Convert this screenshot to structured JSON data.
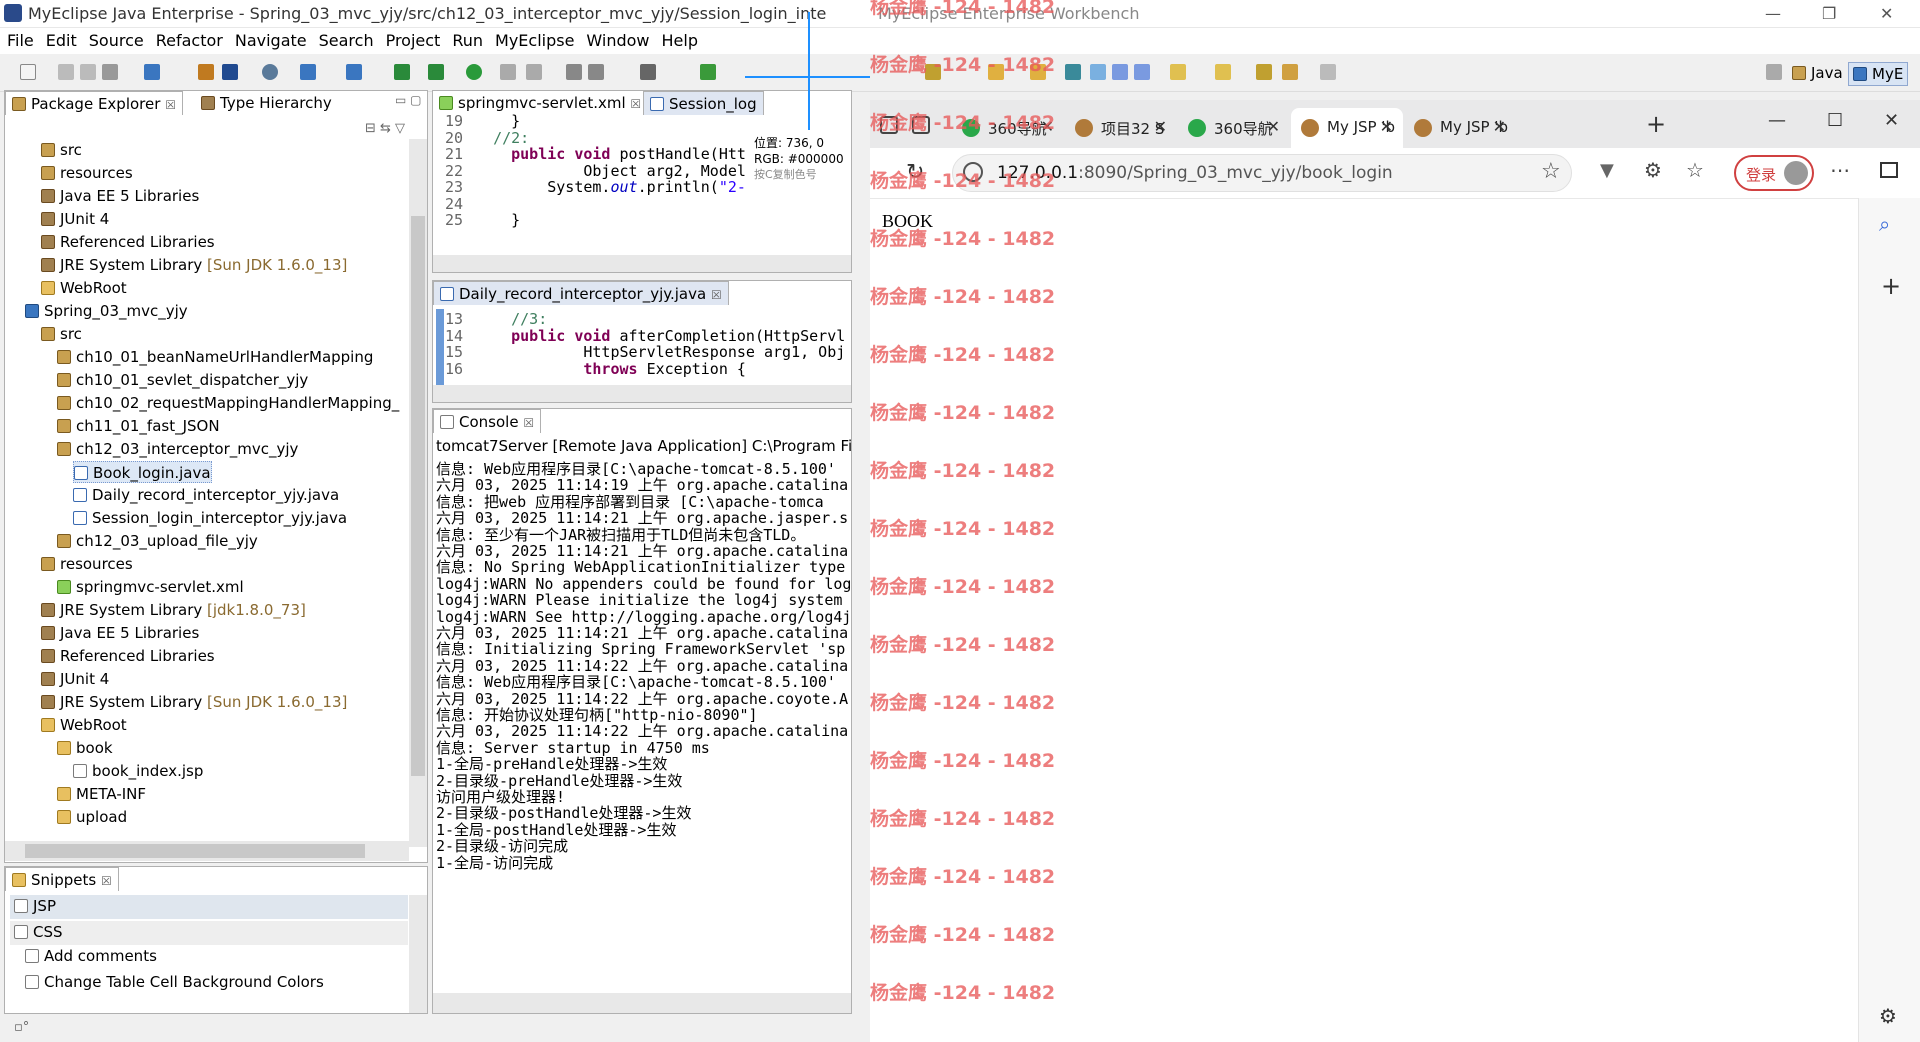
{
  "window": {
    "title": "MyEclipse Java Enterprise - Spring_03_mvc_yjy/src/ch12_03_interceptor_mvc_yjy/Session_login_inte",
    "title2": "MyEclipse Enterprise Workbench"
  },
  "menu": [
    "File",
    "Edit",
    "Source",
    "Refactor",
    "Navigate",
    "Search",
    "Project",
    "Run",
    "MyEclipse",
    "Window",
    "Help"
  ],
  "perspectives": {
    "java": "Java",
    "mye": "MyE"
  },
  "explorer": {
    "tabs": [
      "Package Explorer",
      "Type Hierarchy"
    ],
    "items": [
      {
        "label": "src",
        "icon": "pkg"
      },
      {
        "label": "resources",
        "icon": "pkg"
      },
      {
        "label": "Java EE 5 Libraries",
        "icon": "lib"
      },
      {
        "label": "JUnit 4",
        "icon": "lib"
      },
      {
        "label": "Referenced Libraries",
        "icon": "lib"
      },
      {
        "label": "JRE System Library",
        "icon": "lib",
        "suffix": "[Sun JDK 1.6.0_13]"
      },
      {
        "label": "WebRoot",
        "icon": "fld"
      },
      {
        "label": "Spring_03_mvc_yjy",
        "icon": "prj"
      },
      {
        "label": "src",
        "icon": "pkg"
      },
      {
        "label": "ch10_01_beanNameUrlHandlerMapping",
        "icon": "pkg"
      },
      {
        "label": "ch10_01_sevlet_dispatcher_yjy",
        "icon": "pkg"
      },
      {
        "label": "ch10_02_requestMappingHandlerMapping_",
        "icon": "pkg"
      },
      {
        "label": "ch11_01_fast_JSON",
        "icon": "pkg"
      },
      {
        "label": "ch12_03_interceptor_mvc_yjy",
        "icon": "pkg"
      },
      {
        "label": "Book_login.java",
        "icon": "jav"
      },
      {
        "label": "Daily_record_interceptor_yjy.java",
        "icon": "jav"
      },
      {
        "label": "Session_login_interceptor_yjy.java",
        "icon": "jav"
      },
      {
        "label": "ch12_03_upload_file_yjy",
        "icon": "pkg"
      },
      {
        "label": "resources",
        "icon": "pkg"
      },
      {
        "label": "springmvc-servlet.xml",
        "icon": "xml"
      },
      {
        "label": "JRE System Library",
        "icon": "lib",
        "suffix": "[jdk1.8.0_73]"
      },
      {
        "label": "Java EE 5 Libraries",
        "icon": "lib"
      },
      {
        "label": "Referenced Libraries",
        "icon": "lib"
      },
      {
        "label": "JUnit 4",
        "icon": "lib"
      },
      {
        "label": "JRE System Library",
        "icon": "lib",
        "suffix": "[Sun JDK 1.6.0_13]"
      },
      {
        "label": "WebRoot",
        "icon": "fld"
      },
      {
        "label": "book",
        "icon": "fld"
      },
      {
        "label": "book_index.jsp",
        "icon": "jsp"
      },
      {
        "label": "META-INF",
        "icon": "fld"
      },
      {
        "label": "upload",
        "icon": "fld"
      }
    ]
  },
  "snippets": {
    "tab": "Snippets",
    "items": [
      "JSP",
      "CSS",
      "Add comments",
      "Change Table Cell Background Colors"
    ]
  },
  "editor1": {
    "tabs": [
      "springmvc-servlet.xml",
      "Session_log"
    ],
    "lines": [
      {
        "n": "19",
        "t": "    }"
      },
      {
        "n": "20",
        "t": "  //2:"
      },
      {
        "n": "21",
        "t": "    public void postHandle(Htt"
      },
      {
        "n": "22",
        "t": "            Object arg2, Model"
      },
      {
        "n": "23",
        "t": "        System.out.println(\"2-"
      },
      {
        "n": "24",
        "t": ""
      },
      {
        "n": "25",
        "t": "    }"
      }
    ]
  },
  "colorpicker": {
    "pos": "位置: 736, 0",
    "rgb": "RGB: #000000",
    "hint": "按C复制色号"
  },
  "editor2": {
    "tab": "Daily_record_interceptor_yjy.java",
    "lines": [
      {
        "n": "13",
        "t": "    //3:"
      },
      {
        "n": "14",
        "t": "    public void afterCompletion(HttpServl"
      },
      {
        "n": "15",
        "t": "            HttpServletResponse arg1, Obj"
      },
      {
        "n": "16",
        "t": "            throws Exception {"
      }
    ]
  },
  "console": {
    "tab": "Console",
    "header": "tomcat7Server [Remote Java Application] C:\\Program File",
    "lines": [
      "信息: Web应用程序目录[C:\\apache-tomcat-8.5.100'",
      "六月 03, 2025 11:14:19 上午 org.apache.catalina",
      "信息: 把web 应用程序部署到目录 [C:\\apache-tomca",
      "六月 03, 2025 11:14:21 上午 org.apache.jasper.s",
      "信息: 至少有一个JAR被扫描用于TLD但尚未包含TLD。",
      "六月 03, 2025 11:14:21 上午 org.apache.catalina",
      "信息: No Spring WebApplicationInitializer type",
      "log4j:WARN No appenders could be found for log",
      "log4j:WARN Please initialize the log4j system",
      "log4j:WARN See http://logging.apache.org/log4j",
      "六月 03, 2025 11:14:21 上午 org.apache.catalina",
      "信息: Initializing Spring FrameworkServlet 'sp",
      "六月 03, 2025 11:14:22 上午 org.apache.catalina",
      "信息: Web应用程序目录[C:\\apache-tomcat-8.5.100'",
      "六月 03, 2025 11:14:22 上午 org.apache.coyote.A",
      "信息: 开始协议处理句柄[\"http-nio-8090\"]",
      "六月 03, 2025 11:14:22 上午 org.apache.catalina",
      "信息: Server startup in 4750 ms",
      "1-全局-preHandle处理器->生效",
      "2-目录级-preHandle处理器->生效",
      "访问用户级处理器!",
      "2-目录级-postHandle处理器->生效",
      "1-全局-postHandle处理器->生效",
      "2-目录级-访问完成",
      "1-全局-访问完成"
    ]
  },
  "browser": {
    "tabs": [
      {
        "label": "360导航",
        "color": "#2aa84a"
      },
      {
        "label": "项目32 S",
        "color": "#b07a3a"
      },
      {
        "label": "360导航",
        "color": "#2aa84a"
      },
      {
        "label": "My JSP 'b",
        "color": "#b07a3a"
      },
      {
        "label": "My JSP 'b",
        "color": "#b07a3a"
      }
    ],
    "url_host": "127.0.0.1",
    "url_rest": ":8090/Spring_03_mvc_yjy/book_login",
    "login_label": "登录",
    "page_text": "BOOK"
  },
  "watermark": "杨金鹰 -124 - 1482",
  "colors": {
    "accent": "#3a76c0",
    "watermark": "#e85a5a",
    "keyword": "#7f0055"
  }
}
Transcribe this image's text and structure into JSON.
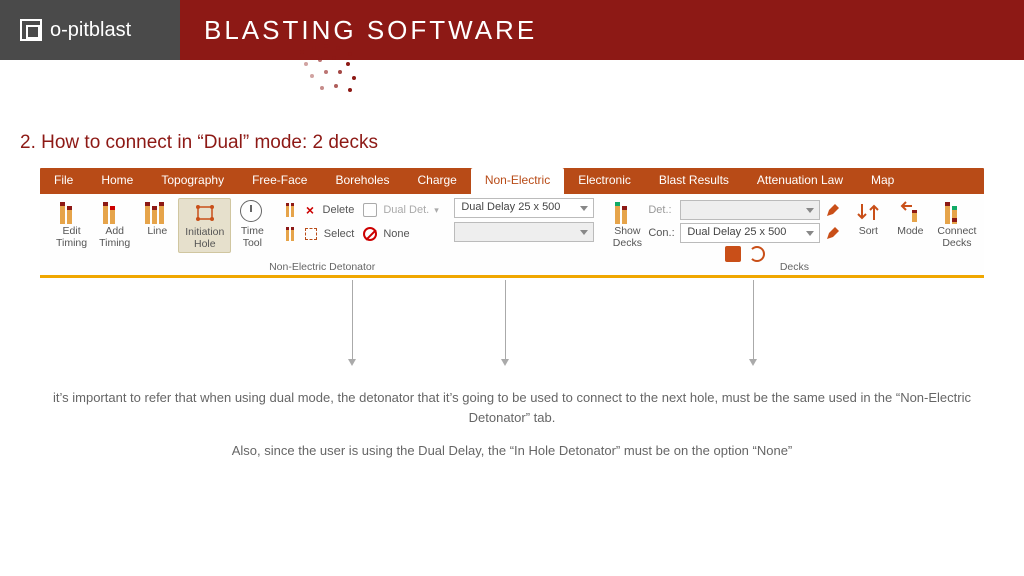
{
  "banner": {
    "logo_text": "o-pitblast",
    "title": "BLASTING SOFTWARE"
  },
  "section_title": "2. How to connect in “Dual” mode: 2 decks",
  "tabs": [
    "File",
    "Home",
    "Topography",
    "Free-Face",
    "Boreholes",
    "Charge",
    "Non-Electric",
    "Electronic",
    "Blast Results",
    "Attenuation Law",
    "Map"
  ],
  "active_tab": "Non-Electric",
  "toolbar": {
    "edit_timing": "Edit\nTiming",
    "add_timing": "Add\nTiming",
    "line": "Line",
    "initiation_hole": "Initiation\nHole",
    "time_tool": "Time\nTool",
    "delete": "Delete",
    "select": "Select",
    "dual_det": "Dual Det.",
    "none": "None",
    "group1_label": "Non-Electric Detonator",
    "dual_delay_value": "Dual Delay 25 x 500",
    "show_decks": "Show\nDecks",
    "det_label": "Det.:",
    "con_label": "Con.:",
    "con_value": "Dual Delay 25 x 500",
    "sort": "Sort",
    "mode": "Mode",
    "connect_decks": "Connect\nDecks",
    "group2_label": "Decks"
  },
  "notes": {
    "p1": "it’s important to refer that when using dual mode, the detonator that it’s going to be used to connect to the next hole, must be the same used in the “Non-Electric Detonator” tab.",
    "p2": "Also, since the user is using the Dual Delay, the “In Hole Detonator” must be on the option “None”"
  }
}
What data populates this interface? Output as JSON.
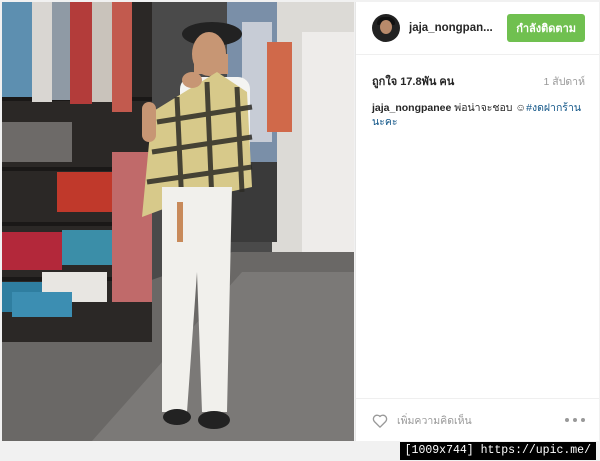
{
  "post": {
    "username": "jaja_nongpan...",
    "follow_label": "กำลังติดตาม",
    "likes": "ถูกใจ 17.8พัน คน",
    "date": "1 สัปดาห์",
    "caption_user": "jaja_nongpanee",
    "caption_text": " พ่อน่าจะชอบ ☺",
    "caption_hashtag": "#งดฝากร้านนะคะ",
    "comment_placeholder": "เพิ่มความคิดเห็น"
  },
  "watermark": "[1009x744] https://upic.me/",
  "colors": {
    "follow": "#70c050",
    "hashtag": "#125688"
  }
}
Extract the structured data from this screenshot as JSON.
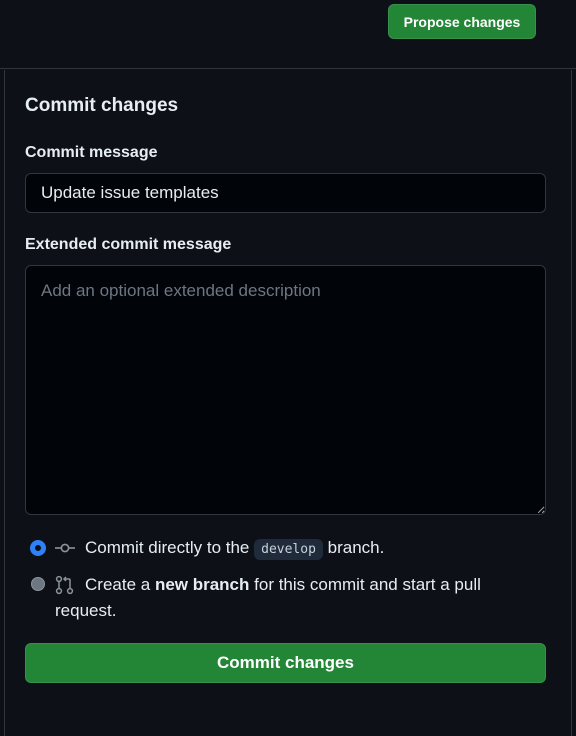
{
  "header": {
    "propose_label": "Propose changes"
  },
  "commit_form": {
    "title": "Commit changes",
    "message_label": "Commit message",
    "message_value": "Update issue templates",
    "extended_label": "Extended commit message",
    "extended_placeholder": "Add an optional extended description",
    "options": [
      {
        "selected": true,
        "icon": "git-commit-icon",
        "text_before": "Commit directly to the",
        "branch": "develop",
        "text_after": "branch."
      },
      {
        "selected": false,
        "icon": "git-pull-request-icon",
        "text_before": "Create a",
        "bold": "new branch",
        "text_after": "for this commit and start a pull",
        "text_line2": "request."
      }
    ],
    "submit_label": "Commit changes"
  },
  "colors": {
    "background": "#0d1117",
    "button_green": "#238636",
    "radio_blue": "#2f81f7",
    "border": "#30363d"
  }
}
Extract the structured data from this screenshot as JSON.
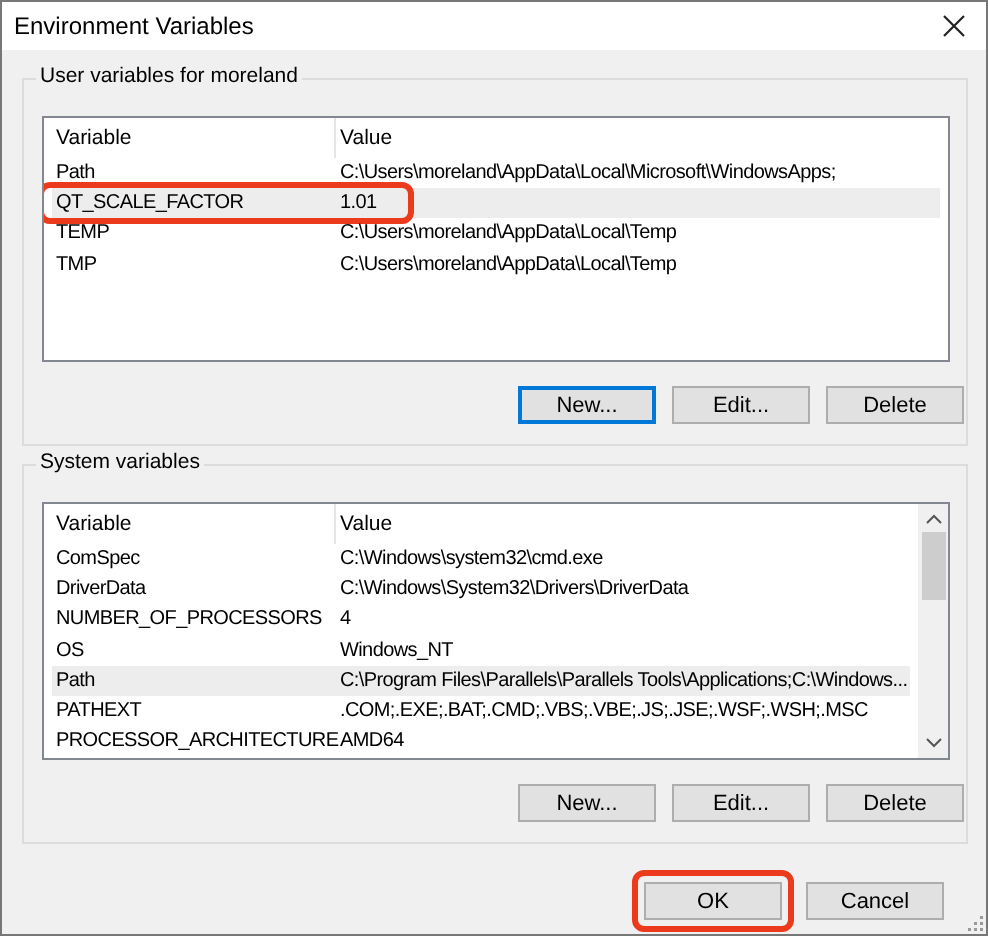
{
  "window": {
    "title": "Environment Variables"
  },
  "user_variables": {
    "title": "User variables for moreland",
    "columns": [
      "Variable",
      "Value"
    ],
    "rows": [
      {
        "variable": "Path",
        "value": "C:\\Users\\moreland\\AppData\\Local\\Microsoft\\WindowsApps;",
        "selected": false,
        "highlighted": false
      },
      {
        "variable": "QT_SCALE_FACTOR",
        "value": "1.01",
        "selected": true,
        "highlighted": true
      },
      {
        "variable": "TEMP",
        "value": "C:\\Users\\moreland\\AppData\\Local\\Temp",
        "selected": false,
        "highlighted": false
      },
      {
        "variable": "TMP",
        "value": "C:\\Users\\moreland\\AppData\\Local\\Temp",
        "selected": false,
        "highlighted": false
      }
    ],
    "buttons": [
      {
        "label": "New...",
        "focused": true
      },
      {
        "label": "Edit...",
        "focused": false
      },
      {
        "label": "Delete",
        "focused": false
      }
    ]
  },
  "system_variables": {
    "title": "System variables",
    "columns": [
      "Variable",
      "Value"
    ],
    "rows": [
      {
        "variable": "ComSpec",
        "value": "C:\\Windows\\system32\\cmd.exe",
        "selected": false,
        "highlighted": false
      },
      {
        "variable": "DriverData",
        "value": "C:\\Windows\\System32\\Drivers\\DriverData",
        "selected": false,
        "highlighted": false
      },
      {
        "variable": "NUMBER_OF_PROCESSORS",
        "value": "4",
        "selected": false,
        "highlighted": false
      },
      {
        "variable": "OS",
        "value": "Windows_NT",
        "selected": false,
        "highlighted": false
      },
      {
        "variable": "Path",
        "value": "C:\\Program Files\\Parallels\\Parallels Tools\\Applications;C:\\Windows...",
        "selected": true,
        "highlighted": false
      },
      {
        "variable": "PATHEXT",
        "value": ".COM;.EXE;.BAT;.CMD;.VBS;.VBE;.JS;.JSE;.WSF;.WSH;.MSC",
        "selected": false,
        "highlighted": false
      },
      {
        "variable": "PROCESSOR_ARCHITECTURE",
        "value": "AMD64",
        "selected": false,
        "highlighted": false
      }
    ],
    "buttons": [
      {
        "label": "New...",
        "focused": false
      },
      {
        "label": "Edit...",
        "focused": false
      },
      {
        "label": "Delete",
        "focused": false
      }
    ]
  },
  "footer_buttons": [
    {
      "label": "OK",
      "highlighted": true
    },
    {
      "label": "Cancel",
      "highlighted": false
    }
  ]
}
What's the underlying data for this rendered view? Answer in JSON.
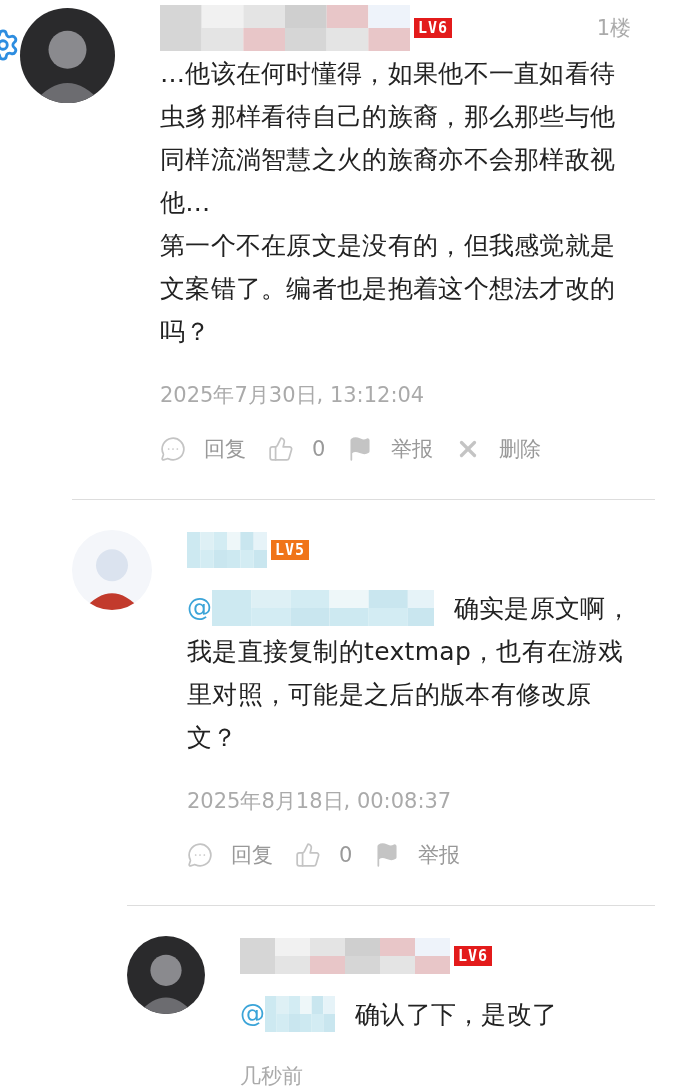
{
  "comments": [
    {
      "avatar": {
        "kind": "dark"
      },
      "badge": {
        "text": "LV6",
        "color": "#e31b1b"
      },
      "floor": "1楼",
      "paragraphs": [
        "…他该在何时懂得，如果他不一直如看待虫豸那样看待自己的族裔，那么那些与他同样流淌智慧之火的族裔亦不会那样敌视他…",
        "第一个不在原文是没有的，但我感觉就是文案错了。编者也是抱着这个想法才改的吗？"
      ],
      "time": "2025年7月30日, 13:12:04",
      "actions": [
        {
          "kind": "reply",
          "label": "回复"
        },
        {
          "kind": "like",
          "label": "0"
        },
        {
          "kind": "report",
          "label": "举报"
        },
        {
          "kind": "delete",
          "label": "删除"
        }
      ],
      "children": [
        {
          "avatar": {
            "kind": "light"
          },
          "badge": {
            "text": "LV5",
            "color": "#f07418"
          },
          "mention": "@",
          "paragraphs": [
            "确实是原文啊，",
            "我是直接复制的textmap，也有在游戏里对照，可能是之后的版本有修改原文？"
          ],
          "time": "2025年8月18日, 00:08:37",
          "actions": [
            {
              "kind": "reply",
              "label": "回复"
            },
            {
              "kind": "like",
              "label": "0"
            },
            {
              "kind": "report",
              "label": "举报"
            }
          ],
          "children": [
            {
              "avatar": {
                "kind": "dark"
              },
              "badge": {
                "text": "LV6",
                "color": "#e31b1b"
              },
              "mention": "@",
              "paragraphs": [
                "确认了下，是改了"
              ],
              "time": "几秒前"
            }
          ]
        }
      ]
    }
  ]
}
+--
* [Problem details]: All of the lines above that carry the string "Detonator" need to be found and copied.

* [Output for this exercise]:
    "group1_label": "Non-Electric Detonator",
    "p1": "it’s important to refer that when using dual mode, the detonator that it’s going to be used to connect to the next hole, must be the same used in the “Non-Electric Detonator” tab.",
    "p2": "Also, since the user is using the Dual Delay, the “In Hole Detonator” must be on the option “None”"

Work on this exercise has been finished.